[Extracted records]
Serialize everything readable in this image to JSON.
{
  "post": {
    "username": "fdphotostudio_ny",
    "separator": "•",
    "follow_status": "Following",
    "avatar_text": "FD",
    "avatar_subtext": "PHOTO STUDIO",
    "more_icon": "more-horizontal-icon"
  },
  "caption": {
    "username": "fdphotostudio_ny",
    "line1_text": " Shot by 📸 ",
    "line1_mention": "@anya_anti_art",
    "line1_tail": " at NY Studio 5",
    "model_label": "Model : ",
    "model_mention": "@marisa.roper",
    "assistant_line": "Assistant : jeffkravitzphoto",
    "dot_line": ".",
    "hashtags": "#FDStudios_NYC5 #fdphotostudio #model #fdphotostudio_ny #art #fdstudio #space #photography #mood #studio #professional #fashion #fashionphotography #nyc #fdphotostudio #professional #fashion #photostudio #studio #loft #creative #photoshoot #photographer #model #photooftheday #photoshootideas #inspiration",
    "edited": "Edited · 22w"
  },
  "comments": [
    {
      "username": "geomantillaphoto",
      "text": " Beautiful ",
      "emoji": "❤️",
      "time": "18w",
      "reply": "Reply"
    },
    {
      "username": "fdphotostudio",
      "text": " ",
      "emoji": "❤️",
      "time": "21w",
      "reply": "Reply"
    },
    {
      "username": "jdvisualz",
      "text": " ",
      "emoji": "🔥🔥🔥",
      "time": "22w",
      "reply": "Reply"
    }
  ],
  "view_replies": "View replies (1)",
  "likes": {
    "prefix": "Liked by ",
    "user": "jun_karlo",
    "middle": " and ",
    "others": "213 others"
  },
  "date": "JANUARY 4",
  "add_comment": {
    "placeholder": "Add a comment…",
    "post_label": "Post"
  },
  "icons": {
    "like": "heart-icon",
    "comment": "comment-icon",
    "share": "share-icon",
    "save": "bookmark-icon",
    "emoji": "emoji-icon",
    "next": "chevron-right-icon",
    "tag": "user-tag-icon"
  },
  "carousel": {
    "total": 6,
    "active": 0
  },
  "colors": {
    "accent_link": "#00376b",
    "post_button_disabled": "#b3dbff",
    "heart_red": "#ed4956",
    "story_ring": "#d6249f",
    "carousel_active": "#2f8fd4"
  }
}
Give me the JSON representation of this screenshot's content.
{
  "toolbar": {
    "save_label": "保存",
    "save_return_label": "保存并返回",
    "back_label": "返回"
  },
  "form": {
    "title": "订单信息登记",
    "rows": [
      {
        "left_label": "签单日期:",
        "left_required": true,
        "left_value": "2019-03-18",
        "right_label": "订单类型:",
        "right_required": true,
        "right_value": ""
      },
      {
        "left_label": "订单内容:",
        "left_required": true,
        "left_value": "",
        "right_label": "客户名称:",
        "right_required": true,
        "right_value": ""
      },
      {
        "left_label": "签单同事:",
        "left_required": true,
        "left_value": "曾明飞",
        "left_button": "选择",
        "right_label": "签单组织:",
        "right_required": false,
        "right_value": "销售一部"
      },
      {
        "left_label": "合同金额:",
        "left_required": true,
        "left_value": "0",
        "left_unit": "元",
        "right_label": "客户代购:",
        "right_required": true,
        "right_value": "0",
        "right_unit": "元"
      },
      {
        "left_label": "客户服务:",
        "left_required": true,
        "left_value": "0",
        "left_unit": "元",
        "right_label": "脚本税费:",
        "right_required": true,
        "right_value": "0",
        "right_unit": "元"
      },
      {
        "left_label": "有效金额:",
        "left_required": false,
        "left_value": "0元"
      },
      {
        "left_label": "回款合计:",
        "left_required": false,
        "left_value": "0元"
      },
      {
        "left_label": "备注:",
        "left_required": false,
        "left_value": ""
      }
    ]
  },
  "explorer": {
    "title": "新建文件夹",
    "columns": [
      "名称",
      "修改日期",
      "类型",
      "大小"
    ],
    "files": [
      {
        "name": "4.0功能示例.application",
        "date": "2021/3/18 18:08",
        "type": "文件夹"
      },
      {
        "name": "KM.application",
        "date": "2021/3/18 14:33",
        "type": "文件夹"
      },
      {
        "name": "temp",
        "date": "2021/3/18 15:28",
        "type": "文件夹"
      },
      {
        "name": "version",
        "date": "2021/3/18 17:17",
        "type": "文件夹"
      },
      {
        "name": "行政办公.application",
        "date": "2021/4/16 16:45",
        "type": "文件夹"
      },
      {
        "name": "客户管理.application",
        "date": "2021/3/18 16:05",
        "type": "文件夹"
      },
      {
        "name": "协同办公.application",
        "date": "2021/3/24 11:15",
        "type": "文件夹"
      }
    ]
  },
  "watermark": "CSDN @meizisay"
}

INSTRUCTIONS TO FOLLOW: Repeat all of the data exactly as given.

ANSWER TO THIS PROBLEM:
Serialize everything readable in this image to JSON.
{
  "post": {
    "username": "fdphotostudio_ny",
    "separator": "•",
    "follow_status": "Following",
    "avatar_text": "FD",
    "avatar_subtext": "PHOTO STUDIO",
    "more_icon": "more-horizontal-icon"
  },
  "caption": {
    "username": "fdphotostudio_ny",
    "line1_text": " Shot by 📸 ",
    "line1_mention": "@anya_anti_art",
    "line1_tail": " at NY Studio 5",
    "model_label": "Model : ",
    "model_mention": "@marisa.roper",
    "assistant_line": "Assistant : jeffkravitzphoto",
    "dot_line": ".",
    "hashtags": "#FDStudios_NYC5 #fdphotostudio #model #fdphotostudio_ny #art #fdstudio #space #photography #mood #studio #professional #fashion #fashionphotography #nyc #fdphotostudio #professional #fashion #photostudio #studio #loft #creative #photoshoot #photographer #model #photooftheday #photoshootideas #inspiration",
    "edited": "Edited · 22w"
  },
  "comments": [
    {
      "username": "geomantillaphoto",
      "text": " Beautiful ",
      "emoji": "❤️",
      "time": "18w",
      "reply": "Reply"
    },
    {
      "username": "fdphotostudio",
      "text": " ",
      "emoji": "❤️",
      "time": "21w",
      "reply": "Reply"
    },
    {
      "username": "jdvisualz",
      "text": " ",
      "emoji": "🔥🔥🔥",
      "time": "22w",
      "reply": "Reply"
    }
  ],
  "view_replies": "View replies (1)",
  "likes": {
    "prefix": "Liked by ",
    "user": "jun_karlo",
    "middle": " and ",
    "others": "213 others"
  },
  "date": "JANUARY 4",
  "add_comment": {
    "placeholder": "Add a comment…",
    "post_label": "Post"
  },
  "icons": {
    "like": "heart-icon",
    "comment": "comment-icon",
    "share": "share-icon",
    "save": "bookmark-icon",
    "emoji": "emoji-icon",
    "next": "chevron-right-icon",
    "tag": "user-tag-icon"
  },
  "carousel": {
    "total": 6,
    "active": 0
  },
  "colors": {
    "accent_link": "#00376b",
    "post_button_disabled": "#b3dbff",
    "heart_red": "#ed4956",
    "story_ring": "#d6249f",
    "carousel_active": "#2f8fd4"
  }
}
Give me the JSON representation of this screenshot's content.
{
  "toolbar": {
    "save_label": "保存",
    "save_return_label": "保存并返回",
    "back_label": "返回"
  },
  "form": {
    "title": "订单信息登记",
    "rows": [
      {
        "left_label": "签单日期:",
        "left_required": true,
        "left_value": "2019-03-18",
        "right_label": "订单类型:",
        "right_required": true,
        "right_value": ""
      },
      {
        "left_label": "订单内容:",
        "left_required": true,
        "left_value": "",
        "right_label": "客户名称:",
        "right_required": true,
        "right_value": ""
      },
      {
        "left_label": "签单同事:",
        "left_required": true,
        "left_value": "曾明飞",
        "left_button": "选择",
        "right_label": "签单组织:",
        "right_required": false,
        "right_value": "销售一部"
      },
      {
        "left_label": "合同金额:",
        "left_required": true,
        "left_value": "0",
        "left_unit": "元",
        "right_label": "客户代购:",
        "right_required": true,
        "right_value": "0",
        "right_unit": "元"
      },
      {
        "left_label": "客户服务:",
        "left_required": true,
        "left_value": "0",
        "left_unit": "元",
        "right_label": "脚本税费:",
        "right_required": true,
        "right_value": "0",
        "right_unit": "元"
      },
      {
        "left_label": "有效金额:",
        "left_required": false,
        "left_value": "0元"
      },
      {
        "left_label": "回款合计:",
        "left_required": false,
        "left_value": "0元"
      },
      {
        "left_label": "备注:",
        "left_required": false,
        "left_value": ""
      }
    ]
  },
  "explorer": {
    "title": "新建文件夹",
    "columns": [
      "名称",
      "修改日期",
      "类型",
      "大小"
    ],
    "files": [
      {
        "name": "4.0功能示例.application",
        "date": "2021/3/18 18:08",
        "type": "文件夹"
      },
      {
        "name": "KM.application",
        "date": "2021/3/18 14:33",
        "type": "文件夹"
      },
      {
        "name": "temp",
        "date": "2021/3/18 15:28",
        "type": "文件夹"
      },
      {
        "name": "version",
        "date": "2021/3/18 17:17",
        "type": "文件夹"
      },
      {
        "name": "行政办公.application",
        "date": "2021/4/16 16:45",
        "type": "文件夹"
      },
      {
        "name": "客户管理.application",
        "date": "2021/3/18 16:05",
        "type": "文件夹"
      },
      {
        "name": "协同办公.application",
        "date": "2021/3/24 11:15",
        "type": "文件夹"
      }
    ]
  },
  "watermark": "CSDN @meizisay"
}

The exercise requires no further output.